WORKING DATA
+ + + + + + +

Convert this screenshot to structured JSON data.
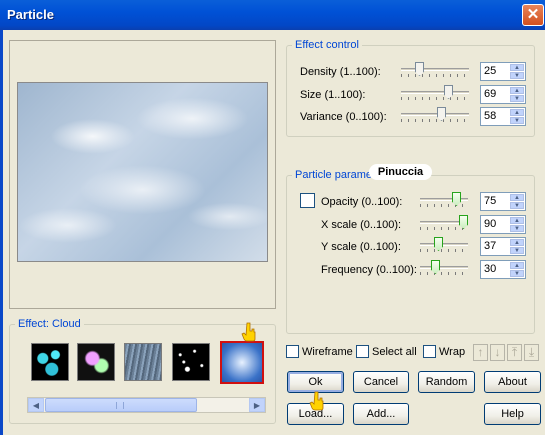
{
  "window": {
    "title": "Particle",
    "close_icon": "close-x-icon"
  },
  "effect_panel": {
    "legend": "Effect: Cloud",
    "thumbnails": [
      {
        "name": "bubbles-cyan"
      },
      {
        "name": "bubbles-pastel"
      },
      {
        "name": "rain-streaks"
      },
      {
        "name": "stars"
      },
      {
        "name": "cloud",
        "selected": true
      }
    ]
  },
  "effect_control": {
    "legend": "Effect control",
    "rows": [
      {
        "label": "Density (1..100):",
        "value": "25",
        "slider_fraction": 0.25
      },
      {
        "label": "Size (1..100):",
        "value": "69",
        "slider_fraction": 0.69
      },
      {
        "label": "Variance (0..100):",
        "value": "58",
        "slider_fraction": 0.58
      }
    ]
  },
  "particle_parameters": {
    "legend": "Particle paramete",
    "color_checked": false,
    "rows": [
      {
        "label": "Opacity (0..100):",
        "value": "75",
        "slider_fraction": 0.75
      },
      {
        "label": "X scale (0..100):",
        "value": "90",
        "slider_fraction": 0.9
      },
      {
        "label": "Y scale (0..100):",
        "value": "37",
        "slider_fraction": 0.37
      },
      {
        "label": "Frequency (0..100):",
        "value": "30",
        "slider_fraction": 0.3
      }
    ]
  },
  "watermark": "Pinuccia",
  "options": {
    "wireframe": "Wireframe",
    "select_all": "Select all",
    "wrap": "Wrap"
  },
  "buttons": {
    "ok": "Ok",
    "cancel": "Cancel",
    "random": "Random",
    "about": "About",
    "load": "Load...",
    "add": "Add...",
    "help": "Help"
  },
  "colors": {
    "accent": "#0046d5",
    "title_bar": "#0051d6",
    "selected_border": "#d01010"
  }
}
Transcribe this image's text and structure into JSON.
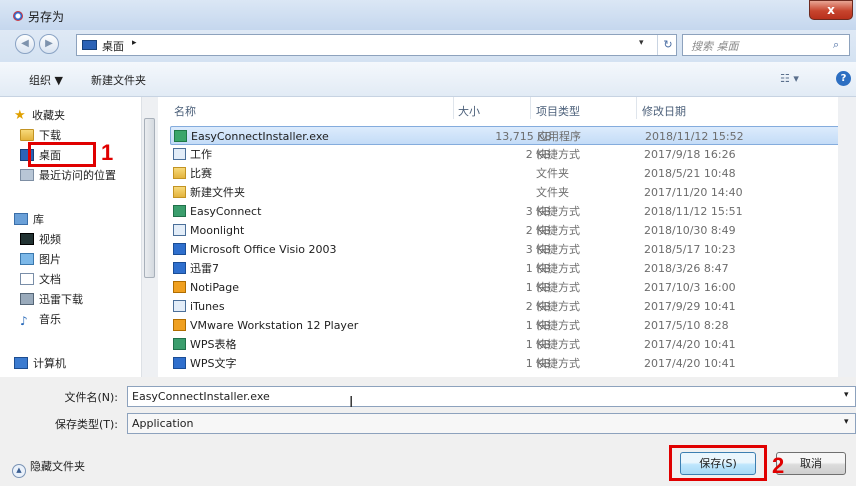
{
  "window": {
    "title": "另存为",
    "close_label": "x"
  },
  "address": {
    "back_icon": "back-arrow-icon",
    "forward_icon": "forward-arrow-icon",
    "path": "桌面",
    "path_arrow": "▸",
    "dropdown": "▾",
    "refresh_glyph": "↻",
    "search_placeholder": "搜索 桌面",
    "search_glyph": "⌕"
  },
  "toolbar": {
    "organize": "组织 ▼",
    "new_folder": "新建文件夹",
    "view_glyph": "☷ ▾",
    "help_glyph": "?"
  },
  "nav": {
    "favorites": "收藏夹",
    "downloads": "下载",
    "desktop": "桌面",
    "recent": "最近访问的位置",
    "library": "库",
    "video": "视频",
    "pictures": "图片",
    "documents": "文档",
    "xunlei_dl": "迅雷下载",
    "music": "音乐",
    "computer": "计算机"
  },
  "columns": {
    "name": "名称",
    "size": "大小",
    "type": "项目类型",
    "date": "修改日期"
  },
  "files": [
    {
      "name": "EasyConnectInstaller.exe",
      "size": "13,715 KB",
      "type": "应用程序",
      "date": "2018/11/12 15:52",
      "icon": "exe"
    },
    {
      "name": "工作",
      "size": "2 KB",
      "type": "快捷方式",
      "date": "2017/9/18 16:26",
      "icon": "shortcut"
    },
    {
      "name": "比赛",
      "size": "",
      "type": "文件夹",
      "date": "2018/5/21 10:48",
      "icon": "folder"
    },
    {
      "name": "新建文件夹",
      "size": "",
      "type": "文件夹",
      "date": "2017/11/20 14:40",
      "icon": "folder"
    },
    {
      "name": "EasyConnect",
      "size": "3 KB",
      "type": "快捷方式",
      "date": "2018/11/12 15:51",
      "icon": "green"
    },
    {
      "name": "Moonlight",
      "size": "2 KB",
      "type": "快捷方式",
      "date": "2018/10/30 8:49",
      "icon": "shortcut"
    },
    {
      "name": "Microsoft Office Visio 2003",
      "size": "3 KB",
      "type": "快捷方式",
      "date": "2018/5/17 10:23",
      "icon": "blue"
    },
    {
      "name": "迅雷7",
      "size": "1 KB",
      "type": "快捷方式",
      "date": "2018/3/26 8:47",
      "icon": "blue"
    },
    {
      "name": "NotiPage",
      "size": "1 KB",
      "type": "快捷方式",
      "date": "2017/10/3 16:00",
      "icon": "orange"
    },
    {
      "name": "iTunes",
      "size": "2 KB",
      "type": "快捷方式",
      "date": "2017/9/29 10:41",
      "icon": "shortcut"
    },
    {
      "name": "VMware Workstation 12 Player",
      "size": "1 KB",
      "type": "快捷方式",
      "date": "2017/5/10 8:28",
      "icon": "orange"
    },
    {
      "name": "WPS表格",
      "size": "1 KB",
      "type": "快捷方式",
      "date": "2017/4/20 10:41",
      "icon": "green"
    },
    {
      "name": "WPS文字",
      "size": "1 KB",
      "type": "快捷方式",
      "date": "2017/4/20 10:41",
      "icon": "blue"
    }
  ],
  "form": {
    "filename_label": "文件名(N):",
    "filename_value": "EasyConnectInstaller.exe",
    "filetype_label": "保存类型(T):",
    "filetype_value": "Application",
    "hide_folders": "隐藏文件夹",
    "save": "保存(S)",
    "cancel": "取消",
    "dropdown_glyph": "▾",
    "caret_glyph": "▲",
    "ibeam_glyph": "I"
  },
  "annotations": {
    "step1": "1",
    "step2": "2",
    "color": "#e00000"
  }
}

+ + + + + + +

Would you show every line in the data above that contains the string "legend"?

    "legend": "Effect: Cloud",
    "legend": "Effect control",
    "legend": "Particle paramete",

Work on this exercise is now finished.